ewtikins
Nov. 1st, 2006 12:57 pm (UTC)
Also: apple juice, heated up in the microwave or stovetop with some cinnamon in it.

snowdrifted
Nov. 1st, 2006 01:24 pm (UTC)
I used to be a strictly black-tea gal until the last few years, but now I enjoy some nice chamomile in the evenings. Now that I have more interesting blended options it's more a matter of remembering to drink them than anything else.

My cold day choice surprised me a little, but since this fall, I realize hot chocolate really is my first choice. Something about holding a cup of it in cold hands that's comforting.
ancrenewiseasse
Nov. 1st, 2006 04:58 pm (UTC)
If I had only one choice of drink on a cold day when I was sick or on a really cold night when I couldn't warm up, it'd be a hot whiskey. Whiskey, hot water, lemon slice with cloves, and cinnamon: it just doesn't get nicer than that.

But for most days (hot or cold), yeah, it's tea all the way.
justinsomnia
Nov. 1st, 2006 07:34 pm (UTC)
I love the idea of tea, but I only ever drink tea when I'm sick (and then I practically drown myself in it). I always tell myself I should get more into tea, but it never happens ... mostly because I think everything I drink should taste like candy, and the teas that are good for you don't lend themselves to such things.
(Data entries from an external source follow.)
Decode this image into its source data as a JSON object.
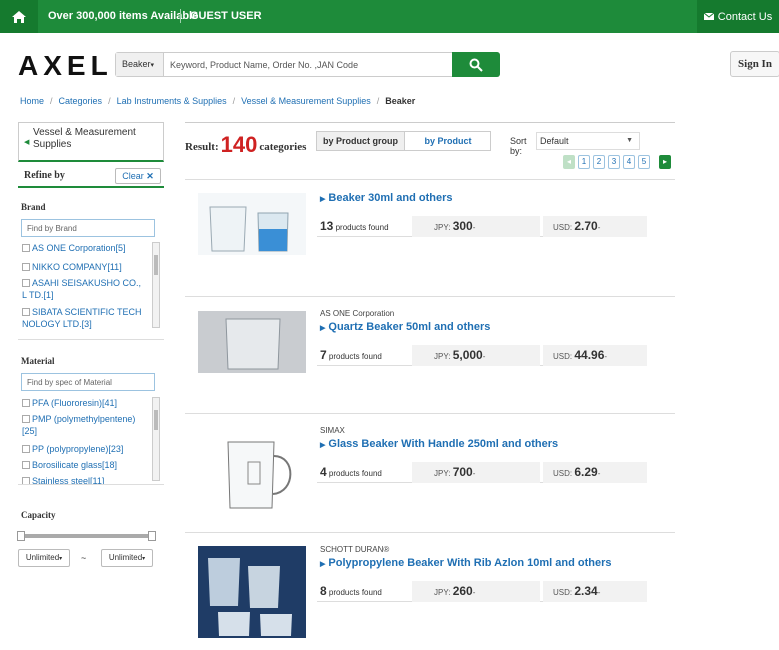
{
  "topbar": {
    "items_text": "Over 300,000 items Available",
    "guest": "GUEST USER",
    "contact": "Contact Us"
  },
  "header": {
    "logo": "AXEL",
    "search_category": "Beaker",
    "search_placeholder": "Keyword, Product Name, Order No. ,JAN Code",
    "signin": "Sign In"
  },
  "breadcrumb": [
    "Home",
    "Categories",
    "Lab Instruments & Supplies",
    "Vessel & Measurement Supplies",
    "Beaker"
  ],
  "sidebar": {
    "parent": "Vessel & Measurement Supplies",
    "refine": "Refine by",
    "clear": "Clear",
    "brand": {
      "title": "Brand",
      "placeholder": "Find by Brand",
      "items": [
        "AS ONE Corporation[5]",
        "NIKKO COMPANY[11]",
        "ASAHI SEISAKUSHO CO., L TD.[1]",
        "SIBATA SCIENTIFIC TECH NOLOGY LTD.[3]"
      ]
    },
    "material": {
      "title": "Material",
      "placeholder": "Find by spec of Material",
      "items": [
        "PFA (Fluororesin)[41]",
        "PMP (polymethylpentene)[25]",
        "PP (polypropylene)[23]",
        "Borosilicate glass[18]",
        "Stainless steel[11]"
      ]
    },
    "capacity": {
      "title": "Capacity",
      "min": "Unlimited",
      "max": "Unlimited",
      "tilde": "~"
    }
  },
  "results": {
    "label": "Result:",
    "count": "140",
    "suffix": "categories",
    "tab_group": "by Product group",
    "tab_product": "by Product",
    "sort_label": "Sort by:",
    "sort_value": "Default",
    "pages": [
      "1",
      "2",
      "3",
      "4",
      "5"
    ]
  },
  "products": [
    {
      "maker": "",
      "name": "Beaker 30ml and others",
      "count": "13",
      "found": "products found",
      "jpy_label": "JPY:",
      "jpy": "300",
      "usd_label": "USD:",
      "usd": "2.70"
    },
    {
      "maker": "AS ONE Corporation",
      "name": "Quartz Beaker 50ml and others",
      "count": "7",
      "found": "products found",
      "jpy_label": "JPY:",
      "jpy": "5,000",
      "usd_label": "USD:",
      "usd": "44.96"
    },
    {
      "maker": "SIMAX",
      "name": "Glass Beaker With Handle 250ml and others",
      "count": "4",
      "found": "products found",
      "jpy_label": "JPY:",
      "jpy": "700",
      "usd_label": "USD:",
      "usd": "6.29"
    },
    {
      "maker": "SCHOTT DURAN®",
      "name": "Polypropylene Beaker With Rib Azlon 10ml and others",
      "count": "8",
      "found": "products found",
      "jpy_label": "JPY:",
      "jpy": "260",
      "usd_label": "USD:",
      "usd": "2.34"
    }
  ],
  "colors": {
    "brand_green": "#1e8b3a",
    "link_blue": "#1f6fb3",
    "result_red": "#cf2222"
  }
}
On a cold day, if it was early enough in the day for caffeine, I'd want a chai "latte" (in quote marks because that's a silly name for it). I do think there are not enough good warm drinks though. There also needs to be a hot equivalent to ice cream (i.e. a smooth creamy hot desert).
littleowl
Nov. 1st, 2006 10:17 pm (UTC)
"There also needs to be a hot equivalent to ice cream (i.e. a smooth creamy hot desert)."

Warm pudding is like that :) Lovely stuff.
littleowl
Nov. 1st, 2006 10:15 pm (UTC)
I had a really hard time answering the cold day question. I'm a hot chocolate fiend, but when I think about my ideal way to spend a relaxing cold day at home, it's cup of tea, quilt and a book that springs to mind, not hot cocoa.
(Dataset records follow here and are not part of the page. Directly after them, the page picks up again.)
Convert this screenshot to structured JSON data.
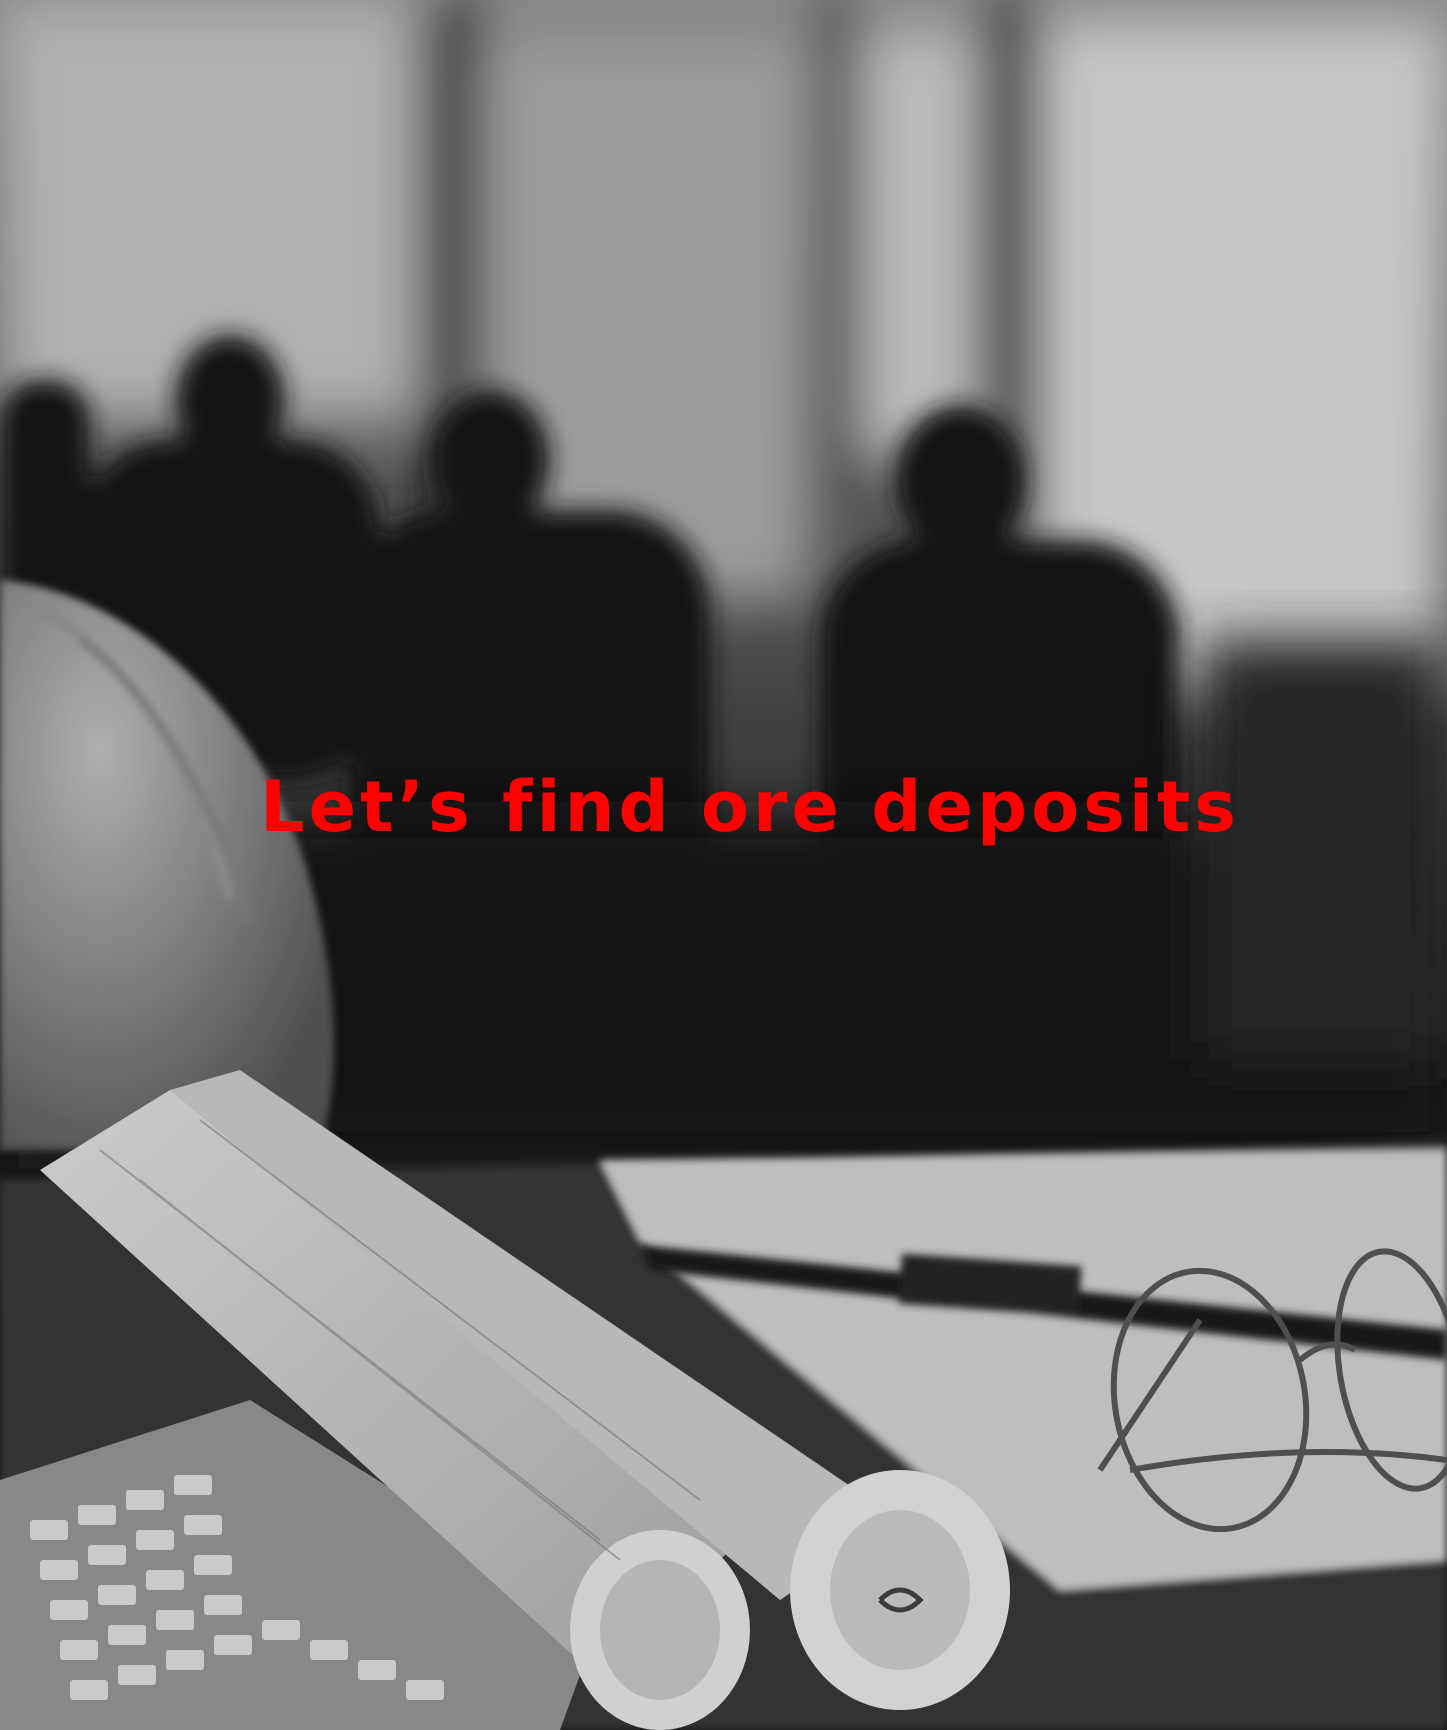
{
  "hero": {
    "title": "Let’s find ore deposits",
    "title_color": "#ff0000",
    "image_subject": "blurred grayscale office photo with hard hat, rolled blueprints, keyboard and eyeglasses"
  }
}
Hot cocoa is more for breakfast in winter or coming in from the snow after spending the day making snowmen and sledding.

I also adore hot cider, but only drink it in the fall/winter, whereas I'll have tea year 'round.

I usually do put milk in my tea, but I'm also happy with just a bit of honey for sweetness, I don't usually combine milk and honey though. I don't really like sugar in my tea, cold or hot. If I were having tea at a tea room or in company, I'd want it strong, with a splash of milk and no lumps.
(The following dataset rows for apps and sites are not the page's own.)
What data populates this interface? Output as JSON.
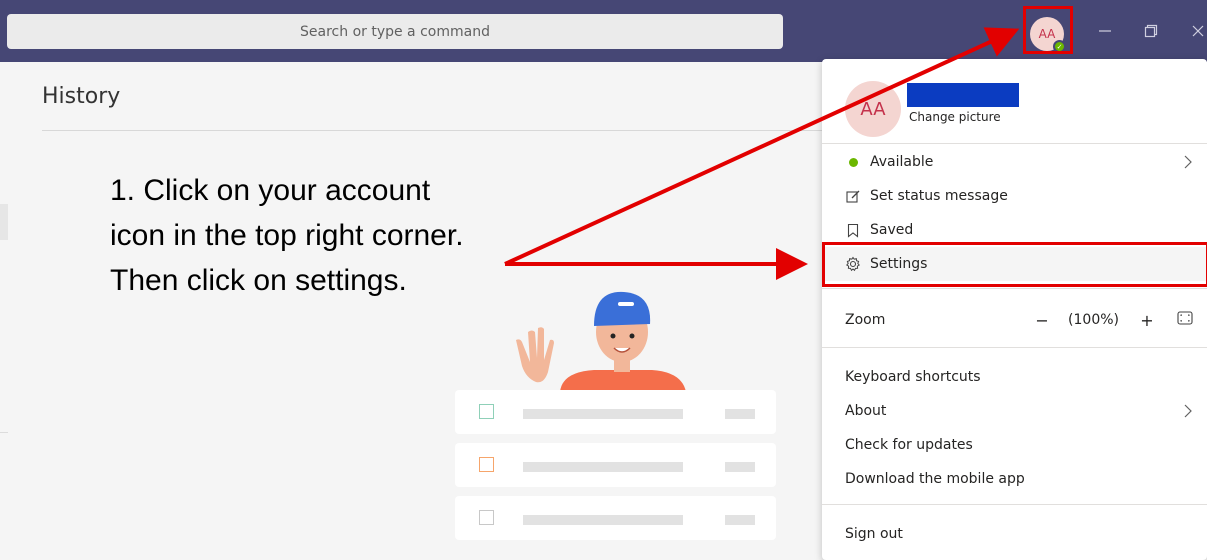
{
  "titlebar": {
    "search_placeholder": "Search or type a command",
    "avatar_initials": "AA",
    "bg_color": "#464775"
  },
  "history": {
    "title": "History"
  },
  "annotation": {
    "text": "1. Click on your account icon in the top right corner. Then click on settings.",
    "highlight_color": "#e20000"
  },
  "illustration": {
    "checkbox_colors": [
      "#8fd0b8",
      "#f6a56b",
      "#c8c8c8"
    ]
  },
  "account_menu": {
    "avatar_initials": "AA",
    "change_picture": "Change picture",
    "status": "Available",
    "status_color": "#6bb700",
    "set_status": "Set status message",
    "saved": "Saved",
    "settings": "Settings",
    "zoom_label": "Zoom",
    "zoom_minus": "−",
    "zoom_value": "(100%)",
    "zoom_plus": "+",
    "keyboard_shortcuts": "Keyboard shortcuts",
    "about": "About",
    "check_updates": "Check for updates",
    "mobile_app": "Download the mobile app",
    "sign_out": "Sign out"
  },
  "icons": {
    "status": "status-dot-icon",
    "set_status": "edit-status-icon",
    "saved": "bookmark-icon",
    "settings": "gear-icon",
    "chevron": "chevron-right-icon",
    "fit": "fit-to-screen-icon",
    "minimize": "minimize-icon",
    "restore": "restore-icon",
    "close": "close-icon"
  }
}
I love chai, but I only really get it when I'm going to Starbucks. I just ... really like their chai. I also like to make my own chai, but that doesn't happen often.
( 16 comments — Leave a comment )